active work is ongoing. Nakheel is embroiled in more than 10 lawsuits relating
to the islands.

Nakheel has claimed a number of buyers are in default, while
a source told Arabian Business in July the developer had changed
terms on payment schedules previously agreed with buyers of islands to
fast-track the collection of fees.

The new demands were allegedly issued after a revamp of
Nakheel’s chairman and board in March 2010, as the developer sought to
restructure millions of dollars of debt.

Nakheel has said 70 percent of the 300 manmade islands are
sold and that building work is the responsibility of the owners.

Any attempt to reshape the project as a tourism destination
would be hindered by the cost of construction and of transporting supplies to
the islands, said Matthew Green, head of research at real estate consultancy
CBRE.

“Developers will have issues making it feasible,” he said. “[Tourism
projects] will generate a lot of interest but people will take a wait-and-see
approach and see if they can be successful.

epm 8 years ago

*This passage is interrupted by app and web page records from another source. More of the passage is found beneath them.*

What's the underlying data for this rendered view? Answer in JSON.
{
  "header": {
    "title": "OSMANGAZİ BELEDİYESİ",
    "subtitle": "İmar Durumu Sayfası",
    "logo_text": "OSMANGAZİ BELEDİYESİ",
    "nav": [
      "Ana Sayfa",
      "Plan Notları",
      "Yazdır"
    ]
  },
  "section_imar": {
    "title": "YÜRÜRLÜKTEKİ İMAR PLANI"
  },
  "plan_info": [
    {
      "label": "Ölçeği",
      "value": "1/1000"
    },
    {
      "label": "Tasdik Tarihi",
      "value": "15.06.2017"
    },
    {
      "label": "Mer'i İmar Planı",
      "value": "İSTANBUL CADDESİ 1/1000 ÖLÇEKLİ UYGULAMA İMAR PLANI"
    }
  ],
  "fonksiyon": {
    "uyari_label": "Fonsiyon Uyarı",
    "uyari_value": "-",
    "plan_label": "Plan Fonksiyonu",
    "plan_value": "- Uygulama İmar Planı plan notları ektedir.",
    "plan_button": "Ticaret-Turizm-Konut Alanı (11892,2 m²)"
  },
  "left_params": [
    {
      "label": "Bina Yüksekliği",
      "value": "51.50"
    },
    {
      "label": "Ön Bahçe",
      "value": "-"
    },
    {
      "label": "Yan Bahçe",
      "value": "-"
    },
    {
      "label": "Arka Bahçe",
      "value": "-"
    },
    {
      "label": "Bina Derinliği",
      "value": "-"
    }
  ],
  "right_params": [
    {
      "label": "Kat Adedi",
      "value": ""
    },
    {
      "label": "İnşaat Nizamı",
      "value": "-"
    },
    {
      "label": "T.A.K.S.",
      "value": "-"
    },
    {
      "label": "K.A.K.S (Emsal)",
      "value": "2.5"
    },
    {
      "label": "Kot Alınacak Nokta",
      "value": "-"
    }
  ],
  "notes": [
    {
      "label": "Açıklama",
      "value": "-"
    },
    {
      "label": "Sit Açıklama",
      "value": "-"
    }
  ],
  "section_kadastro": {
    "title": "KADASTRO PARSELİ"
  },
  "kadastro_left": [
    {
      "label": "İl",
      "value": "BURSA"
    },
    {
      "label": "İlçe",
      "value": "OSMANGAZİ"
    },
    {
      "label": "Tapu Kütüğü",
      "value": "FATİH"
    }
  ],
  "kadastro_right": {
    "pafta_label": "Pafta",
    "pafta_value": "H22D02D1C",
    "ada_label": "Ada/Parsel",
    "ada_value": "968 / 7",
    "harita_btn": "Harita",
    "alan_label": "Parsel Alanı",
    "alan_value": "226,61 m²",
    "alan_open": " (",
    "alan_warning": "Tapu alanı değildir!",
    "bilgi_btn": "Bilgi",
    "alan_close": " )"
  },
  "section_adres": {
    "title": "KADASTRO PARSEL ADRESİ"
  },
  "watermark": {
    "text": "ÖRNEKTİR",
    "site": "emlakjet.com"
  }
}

“We are trying to develop a new tour and cruising business to The World islands from Palm Jumeirah, we see a lot of demand for tour agencies for such things,” Nakheel chairman Ali Rashid Lootah said in August.
And see what? Just look at the picture, sand and more sand.

James 8 years ago

It is a shame that Nakheel has taken so long to allow The World to be used in this way. People I know proposed something like this over 4 years ago; all they wanted was a right-of-use for a year at a time but they met with a stone wall. And what about the Palm Jebel-Ali?

Jack.F 8 years ago

Yes, but is "compacted sand"